◆ Source data
::::

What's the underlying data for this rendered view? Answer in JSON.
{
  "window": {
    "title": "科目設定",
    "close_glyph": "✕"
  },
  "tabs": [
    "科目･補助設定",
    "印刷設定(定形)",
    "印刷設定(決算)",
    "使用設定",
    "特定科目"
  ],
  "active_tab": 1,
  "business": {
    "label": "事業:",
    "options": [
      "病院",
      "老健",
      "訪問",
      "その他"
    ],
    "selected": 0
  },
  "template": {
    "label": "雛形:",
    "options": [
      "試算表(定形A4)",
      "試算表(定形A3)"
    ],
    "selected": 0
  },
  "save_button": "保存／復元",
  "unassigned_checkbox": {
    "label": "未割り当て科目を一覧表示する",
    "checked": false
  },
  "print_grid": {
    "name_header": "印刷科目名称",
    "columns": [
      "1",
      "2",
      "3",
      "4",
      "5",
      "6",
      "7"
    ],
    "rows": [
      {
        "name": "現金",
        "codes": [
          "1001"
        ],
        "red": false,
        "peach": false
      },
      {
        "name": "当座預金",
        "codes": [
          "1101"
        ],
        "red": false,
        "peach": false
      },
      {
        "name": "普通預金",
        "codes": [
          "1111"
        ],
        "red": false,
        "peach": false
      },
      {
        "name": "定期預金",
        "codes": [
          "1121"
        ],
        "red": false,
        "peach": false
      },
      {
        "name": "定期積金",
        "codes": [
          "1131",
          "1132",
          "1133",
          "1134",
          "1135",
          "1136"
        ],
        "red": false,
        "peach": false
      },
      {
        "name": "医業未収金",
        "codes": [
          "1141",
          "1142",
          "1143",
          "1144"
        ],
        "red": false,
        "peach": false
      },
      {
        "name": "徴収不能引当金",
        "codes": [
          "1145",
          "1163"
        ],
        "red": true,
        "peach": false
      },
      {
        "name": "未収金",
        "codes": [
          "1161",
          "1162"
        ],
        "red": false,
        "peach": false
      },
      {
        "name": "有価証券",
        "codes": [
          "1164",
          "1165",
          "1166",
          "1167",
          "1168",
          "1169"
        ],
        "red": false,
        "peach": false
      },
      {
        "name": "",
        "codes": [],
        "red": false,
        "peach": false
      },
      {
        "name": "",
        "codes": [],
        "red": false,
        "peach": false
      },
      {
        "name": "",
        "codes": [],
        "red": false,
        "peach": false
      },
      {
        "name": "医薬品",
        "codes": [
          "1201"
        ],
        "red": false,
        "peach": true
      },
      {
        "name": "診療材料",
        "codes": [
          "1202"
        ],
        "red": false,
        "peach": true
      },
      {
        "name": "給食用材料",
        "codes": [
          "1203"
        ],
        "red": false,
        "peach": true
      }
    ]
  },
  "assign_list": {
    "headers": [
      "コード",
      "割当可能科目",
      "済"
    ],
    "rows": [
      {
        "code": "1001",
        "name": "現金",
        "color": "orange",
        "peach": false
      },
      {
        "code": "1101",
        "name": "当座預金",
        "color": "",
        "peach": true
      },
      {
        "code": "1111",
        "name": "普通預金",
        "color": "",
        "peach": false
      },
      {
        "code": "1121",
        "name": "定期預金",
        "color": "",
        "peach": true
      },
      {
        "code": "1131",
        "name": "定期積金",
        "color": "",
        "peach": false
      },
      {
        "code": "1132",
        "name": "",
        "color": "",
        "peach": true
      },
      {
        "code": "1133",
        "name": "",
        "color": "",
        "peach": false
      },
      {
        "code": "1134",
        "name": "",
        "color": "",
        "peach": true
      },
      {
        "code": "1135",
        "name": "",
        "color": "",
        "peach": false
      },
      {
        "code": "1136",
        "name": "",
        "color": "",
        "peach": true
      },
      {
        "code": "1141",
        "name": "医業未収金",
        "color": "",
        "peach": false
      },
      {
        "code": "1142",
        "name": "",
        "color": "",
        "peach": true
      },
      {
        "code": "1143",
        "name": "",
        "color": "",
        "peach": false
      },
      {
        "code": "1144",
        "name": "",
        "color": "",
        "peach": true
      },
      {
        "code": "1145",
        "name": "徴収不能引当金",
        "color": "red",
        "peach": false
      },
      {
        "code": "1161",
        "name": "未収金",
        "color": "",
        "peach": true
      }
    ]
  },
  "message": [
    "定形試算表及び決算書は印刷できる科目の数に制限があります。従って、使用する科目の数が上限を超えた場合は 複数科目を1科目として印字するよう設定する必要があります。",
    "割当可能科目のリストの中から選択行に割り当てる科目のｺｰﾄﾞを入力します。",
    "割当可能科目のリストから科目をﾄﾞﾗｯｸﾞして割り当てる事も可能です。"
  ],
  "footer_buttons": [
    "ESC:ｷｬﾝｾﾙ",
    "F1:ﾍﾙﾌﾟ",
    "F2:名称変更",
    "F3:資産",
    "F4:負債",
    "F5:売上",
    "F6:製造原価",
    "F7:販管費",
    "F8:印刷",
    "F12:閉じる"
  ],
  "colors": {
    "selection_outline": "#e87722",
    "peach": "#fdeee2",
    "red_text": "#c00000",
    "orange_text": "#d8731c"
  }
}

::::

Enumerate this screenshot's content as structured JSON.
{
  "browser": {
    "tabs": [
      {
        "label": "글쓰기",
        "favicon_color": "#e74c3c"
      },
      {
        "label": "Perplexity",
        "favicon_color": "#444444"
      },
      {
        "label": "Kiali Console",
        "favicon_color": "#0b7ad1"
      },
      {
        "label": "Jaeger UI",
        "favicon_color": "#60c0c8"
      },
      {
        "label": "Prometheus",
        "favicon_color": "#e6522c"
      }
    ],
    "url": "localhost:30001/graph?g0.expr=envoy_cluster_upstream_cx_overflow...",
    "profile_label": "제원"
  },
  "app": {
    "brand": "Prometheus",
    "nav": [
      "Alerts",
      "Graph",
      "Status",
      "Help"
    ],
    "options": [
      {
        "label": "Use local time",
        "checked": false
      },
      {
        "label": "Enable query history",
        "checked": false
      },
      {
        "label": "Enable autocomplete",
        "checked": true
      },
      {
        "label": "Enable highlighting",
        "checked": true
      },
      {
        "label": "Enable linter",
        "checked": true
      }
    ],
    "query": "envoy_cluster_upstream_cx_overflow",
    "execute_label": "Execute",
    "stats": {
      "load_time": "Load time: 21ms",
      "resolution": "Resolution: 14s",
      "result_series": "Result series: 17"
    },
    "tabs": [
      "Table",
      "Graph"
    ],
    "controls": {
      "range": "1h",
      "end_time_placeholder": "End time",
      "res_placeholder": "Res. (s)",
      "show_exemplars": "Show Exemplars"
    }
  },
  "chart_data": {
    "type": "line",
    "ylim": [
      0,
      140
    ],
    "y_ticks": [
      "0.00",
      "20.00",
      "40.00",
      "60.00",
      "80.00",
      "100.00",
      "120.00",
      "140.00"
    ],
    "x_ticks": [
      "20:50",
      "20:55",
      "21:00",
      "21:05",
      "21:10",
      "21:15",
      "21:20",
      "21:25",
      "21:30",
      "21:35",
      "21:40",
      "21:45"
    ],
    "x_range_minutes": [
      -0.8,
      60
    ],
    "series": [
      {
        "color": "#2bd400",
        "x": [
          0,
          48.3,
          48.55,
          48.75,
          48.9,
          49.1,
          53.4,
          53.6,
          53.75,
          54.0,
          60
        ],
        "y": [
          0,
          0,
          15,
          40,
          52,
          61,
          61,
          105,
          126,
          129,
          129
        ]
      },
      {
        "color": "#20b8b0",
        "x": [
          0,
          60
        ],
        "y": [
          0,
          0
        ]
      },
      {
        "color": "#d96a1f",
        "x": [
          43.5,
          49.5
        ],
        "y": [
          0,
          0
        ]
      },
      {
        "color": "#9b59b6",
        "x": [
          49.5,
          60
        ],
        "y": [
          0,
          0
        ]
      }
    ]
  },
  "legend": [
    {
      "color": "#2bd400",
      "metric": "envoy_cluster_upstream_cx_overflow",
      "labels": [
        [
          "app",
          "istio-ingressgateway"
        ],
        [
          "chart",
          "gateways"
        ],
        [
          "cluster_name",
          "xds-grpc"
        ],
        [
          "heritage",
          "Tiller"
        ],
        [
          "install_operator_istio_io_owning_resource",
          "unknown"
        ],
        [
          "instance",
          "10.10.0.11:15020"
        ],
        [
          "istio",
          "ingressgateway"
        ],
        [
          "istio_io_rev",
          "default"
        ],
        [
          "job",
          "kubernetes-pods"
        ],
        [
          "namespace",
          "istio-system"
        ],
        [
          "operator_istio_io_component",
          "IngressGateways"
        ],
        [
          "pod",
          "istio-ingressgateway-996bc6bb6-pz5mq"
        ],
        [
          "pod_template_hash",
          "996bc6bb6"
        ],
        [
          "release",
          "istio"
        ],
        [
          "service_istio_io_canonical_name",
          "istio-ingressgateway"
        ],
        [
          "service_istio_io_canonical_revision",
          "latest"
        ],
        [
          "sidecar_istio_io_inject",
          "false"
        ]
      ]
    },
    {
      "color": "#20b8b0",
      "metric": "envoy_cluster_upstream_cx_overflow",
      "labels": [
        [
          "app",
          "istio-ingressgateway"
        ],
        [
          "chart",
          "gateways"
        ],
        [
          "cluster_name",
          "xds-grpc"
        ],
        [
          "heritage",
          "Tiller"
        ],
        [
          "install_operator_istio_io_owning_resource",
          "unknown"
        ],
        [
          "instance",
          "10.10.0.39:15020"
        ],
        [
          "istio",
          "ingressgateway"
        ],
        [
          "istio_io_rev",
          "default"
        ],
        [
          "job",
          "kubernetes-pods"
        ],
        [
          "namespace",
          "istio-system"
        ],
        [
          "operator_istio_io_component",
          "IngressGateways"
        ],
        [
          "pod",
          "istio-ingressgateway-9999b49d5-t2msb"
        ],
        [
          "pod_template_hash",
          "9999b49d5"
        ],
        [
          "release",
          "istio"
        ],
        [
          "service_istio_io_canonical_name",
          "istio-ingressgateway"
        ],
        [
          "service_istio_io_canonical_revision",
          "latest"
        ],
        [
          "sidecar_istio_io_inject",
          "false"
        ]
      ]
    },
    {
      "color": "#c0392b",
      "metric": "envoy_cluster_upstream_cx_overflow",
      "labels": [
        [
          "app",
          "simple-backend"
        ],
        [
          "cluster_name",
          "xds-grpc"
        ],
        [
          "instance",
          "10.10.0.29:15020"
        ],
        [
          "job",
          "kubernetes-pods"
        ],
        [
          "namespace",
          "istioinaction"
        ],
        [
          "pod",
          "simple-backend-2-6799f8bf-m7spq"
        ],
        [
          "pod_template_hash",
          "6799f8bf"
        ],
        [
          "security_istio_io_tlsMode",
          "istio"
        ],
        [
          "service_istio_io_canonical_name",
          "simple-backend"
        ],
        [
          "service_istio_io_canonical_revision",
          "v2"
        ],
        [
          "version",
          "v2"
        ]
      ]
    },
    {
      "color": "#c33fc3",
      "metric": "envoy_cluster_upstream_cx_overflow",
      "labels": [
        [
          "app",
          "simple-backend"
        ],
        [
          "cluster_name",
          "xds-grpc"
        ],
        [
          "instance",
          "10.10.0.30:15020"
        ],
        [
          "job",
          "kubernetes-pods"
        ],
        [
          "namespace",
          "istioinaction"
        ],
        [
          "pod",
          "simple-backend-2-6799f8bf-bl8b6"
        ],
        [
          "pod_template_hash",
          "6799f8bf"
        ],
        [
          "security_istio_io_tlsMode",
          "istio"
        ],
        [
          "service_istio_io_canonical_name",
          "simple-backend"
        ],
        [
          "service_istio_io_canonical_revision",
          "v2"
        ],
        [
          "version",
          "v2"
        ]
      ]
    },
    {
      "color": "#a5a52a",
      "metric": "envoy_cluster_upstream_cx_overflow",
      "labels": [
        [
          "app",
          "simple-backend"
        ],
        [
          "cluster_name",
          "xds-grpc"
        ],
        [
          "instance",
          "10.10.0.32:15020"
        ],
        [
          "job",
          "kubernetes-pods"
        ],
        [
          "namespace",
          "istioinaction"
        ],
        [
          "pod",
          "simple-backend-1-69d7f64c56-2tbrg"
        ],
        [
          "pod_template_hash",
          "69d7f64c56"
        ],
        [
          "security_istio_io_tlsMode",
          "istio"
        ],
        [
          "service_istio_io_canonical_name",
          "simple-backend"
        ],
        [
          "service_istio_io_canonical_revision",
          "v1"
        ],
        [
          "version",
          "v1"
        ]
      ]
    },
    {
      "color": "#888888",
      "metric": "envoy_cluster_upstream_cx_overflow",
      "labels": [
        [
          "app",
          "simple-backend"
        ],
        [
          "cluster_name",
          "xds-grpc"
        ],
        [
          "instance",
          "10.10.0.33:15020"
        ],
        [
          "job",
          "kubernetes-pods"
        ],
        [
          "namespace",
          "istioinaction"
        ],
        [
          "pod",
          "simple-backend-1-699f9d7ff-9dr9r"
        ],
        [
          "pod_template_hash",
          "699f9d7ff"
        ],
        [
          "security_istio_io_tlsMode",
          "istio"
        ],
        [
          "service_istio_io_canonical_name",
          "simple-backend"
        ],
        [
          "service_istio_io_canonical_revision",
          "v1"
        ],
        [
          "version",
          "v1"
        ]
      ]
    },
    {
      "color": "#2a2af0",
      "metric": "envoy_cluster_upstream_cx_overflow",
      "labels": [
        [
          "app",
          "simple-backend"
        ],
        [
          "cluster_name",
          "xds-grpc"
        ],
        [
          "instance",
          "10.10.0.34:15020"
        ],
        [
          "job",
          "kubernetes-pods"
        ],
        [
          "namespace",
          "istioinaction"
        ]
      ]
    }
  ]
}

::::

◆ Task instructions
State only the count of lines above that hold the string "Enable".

◆ Result for this task
4